[Work task]:
The answer must be every line of the records below that contains the word "text".

[Records for this exercise]:
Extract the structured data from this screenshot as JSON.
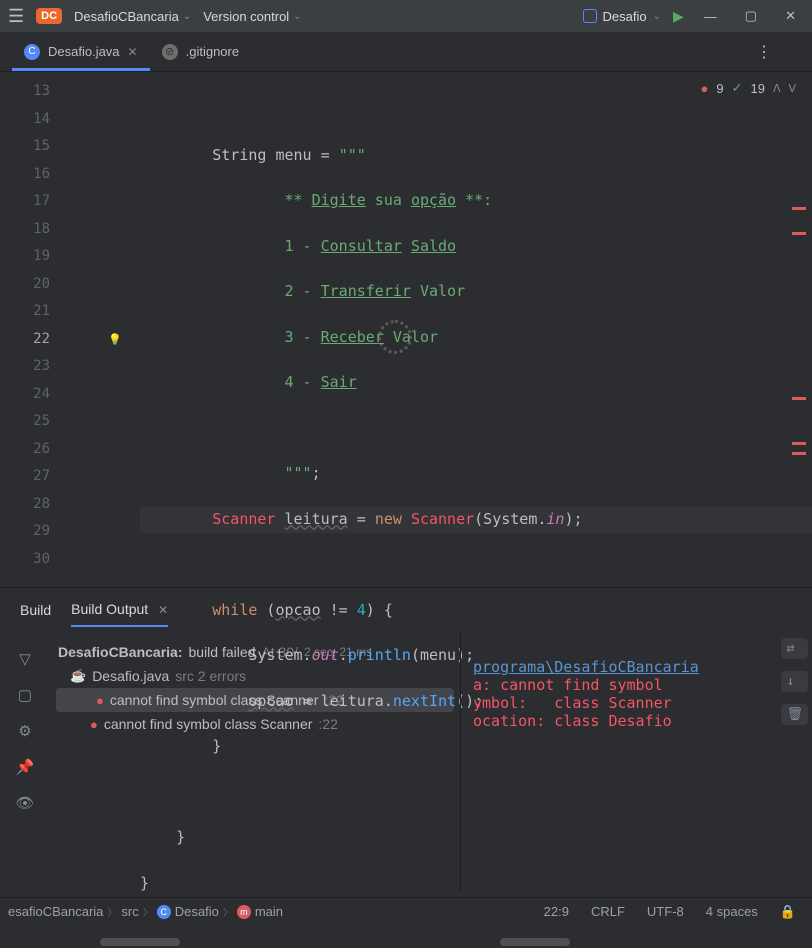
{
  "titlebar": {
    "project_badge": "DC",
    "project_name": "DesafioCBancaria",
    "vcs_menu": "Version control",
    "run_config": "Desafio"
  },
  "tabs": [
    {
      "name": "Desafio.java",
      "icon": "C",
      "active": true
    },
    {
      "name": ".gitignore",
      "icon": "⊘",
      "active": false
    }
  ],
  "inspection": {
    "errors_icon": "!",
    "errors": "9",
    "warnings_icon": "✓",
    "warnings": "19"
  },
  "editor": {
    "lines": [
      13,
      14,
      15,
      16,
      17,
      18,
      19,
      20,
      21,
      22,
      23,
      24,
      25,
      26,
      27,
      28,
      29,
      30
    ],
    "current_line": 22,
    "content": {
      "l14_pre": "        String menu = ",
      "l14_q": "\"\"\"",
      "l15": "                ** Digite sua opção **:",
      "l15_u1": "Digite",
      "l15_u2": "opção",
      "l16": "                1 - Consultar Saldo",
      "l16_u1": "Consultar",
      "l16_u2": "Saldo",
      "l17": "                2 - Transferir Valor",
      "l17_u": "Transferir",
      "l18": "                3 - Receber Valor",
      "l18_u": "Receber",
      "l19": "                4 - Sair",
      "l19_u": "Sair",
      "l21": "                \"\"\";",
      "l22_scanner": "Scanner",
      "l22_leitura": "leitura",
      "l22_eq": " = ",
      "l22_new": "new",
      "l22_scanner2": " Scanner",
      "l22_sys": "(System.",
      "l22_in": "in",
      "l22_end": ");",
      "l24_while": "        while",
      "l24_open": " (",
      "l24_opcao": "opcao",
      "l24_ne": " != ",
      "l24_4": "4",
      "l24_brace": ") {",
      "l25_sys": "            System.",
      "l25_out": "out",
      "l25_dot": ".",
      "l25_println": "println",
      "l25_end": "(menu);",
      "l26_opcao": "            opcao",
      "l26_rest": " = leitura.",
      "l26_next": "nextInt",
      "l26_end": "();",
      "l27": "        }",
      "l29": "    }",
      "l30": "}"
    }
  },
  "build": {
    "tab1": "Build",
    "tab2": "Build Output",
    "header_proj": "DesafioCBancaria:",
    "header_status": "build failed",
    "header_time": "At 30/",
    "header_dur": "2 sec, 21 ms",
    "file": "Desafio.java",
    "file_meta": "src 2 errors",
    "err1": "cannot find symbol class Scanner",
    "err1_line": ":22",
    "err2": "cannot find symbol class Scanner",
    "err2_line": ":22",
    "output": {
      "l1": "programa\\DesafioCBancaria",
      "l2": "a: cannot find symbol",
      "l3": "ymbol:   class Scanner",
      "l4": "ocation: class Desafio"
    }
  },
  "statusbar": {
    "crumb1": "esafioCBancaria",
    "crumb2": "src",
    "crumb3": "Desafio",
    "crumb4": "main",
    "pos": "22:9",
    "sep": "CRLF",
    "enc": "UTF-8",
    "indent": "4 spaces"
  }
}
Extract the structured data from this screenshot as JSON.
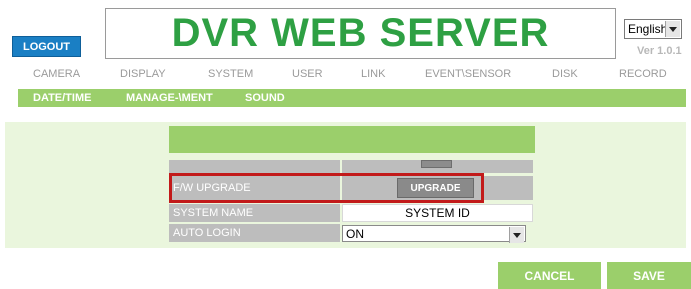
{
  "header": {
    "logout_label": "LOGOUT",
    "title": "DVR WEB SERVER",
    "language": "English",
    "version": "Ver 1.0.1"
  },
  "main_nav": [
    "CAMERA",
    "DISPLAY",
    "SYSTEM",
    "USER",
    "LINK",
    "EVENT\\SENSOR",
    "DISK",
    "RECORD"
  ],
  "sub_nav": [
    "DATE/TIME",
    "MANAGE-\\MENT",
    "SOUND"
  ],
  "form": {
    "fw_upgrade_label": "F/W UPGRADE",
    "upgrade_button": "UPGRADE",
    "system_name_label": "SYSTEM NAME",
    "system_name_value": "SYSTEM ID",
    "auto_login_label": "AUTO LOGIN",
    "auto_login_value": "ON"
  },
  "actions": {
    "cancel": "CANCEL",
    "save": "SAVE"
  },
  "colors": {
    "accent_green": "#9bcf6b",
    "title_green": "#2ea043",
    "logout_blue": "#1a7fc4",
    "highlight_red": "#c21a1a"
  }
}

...

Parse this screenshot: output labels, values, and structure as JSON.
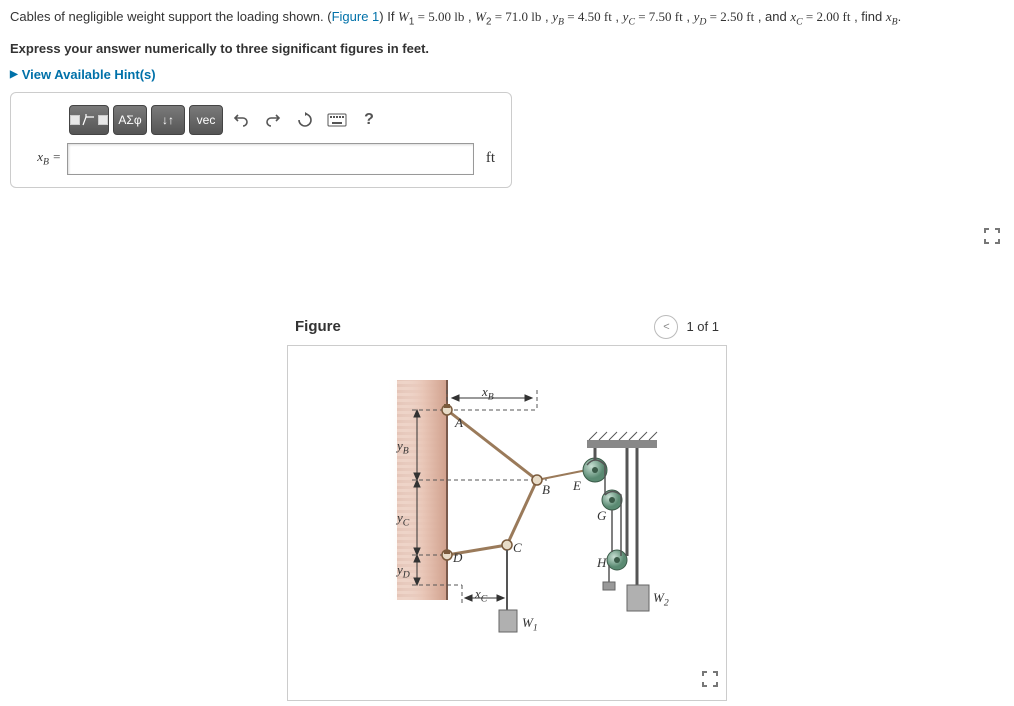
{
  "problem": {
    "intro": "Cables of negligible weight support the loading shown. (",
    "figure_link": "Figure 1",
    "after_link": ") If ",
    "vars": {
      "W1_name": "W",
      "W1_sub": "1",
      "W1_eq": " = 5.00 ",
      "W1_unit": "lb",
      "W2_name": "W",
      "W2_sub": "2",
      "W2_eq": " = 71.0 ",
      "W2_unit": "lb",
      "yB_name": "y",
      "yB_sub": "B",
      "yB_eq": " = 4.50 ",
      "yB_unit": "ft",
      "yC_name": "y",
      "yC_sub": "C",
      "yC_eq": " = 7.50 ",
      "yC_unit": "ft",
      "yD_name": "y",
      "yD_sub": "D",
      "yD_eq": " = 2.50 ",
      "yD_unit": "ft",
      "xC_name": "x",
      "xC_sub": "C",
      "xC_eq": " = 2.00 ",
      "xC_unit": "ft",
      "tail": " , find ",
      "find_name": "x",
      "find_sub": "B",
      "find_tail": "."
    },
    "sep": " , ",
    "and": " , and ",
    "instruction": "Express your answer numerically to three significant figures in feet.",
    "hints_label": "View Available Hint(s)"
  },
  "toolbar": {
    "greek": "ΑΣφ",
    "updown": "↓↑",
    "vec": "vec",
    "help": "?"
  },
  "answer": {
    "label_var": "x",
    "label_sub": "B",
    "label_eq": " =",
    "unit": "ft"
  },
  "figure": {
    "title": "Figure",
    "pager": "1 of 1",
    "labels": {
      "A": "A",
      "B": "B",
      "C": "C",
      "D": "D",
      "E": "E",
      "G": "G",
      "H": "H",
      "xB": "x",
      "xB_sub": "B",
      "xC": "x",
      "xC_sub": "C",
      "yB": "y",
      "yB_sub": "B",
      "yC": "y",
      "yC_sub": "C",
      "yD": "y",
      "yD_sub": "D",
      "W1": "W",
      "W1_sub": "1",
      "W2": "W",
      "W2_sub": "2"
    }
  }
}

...

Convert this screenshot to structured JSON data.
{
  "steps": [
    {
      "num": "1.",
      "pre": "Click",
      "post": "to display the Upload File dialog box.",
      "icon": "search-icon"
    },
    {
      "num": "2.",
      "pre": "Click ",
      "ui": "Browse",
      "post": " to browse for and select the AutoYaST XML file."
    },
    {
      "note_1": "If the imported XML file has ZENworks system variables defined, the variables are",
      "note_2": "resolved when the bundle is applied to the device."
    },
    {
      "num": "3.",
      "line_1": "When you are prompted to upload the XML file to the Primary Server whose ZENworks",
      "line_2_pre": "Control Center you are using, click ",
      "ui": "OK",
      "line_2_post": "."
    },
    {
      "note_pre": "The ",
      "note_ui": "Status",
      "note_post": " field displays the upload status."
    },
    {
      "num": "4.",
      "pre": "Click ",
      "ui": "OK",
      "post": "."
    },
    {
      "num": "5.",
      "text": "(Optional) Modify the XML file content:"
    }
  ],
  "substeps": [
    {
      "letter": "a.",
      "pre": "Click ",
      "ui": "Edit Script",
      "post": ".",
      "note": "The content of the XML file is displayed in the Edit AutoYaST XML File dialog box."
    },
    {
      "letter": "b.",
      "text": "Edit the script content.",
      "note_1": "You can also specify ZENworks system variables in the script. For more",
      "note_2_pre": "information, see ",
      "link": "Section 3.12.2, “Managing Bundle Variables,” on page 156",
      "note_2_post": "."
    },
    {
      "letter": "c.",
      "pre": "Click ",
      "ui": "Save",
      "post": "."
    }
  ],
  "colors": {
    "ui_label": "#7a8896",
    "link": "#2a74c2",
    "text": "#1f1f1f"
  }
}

[Answer to the problem]:
      "text": "(Optional) Modify the XML file content:"
      "text": "Edit the script content.",
    "text": "#1f1f1f"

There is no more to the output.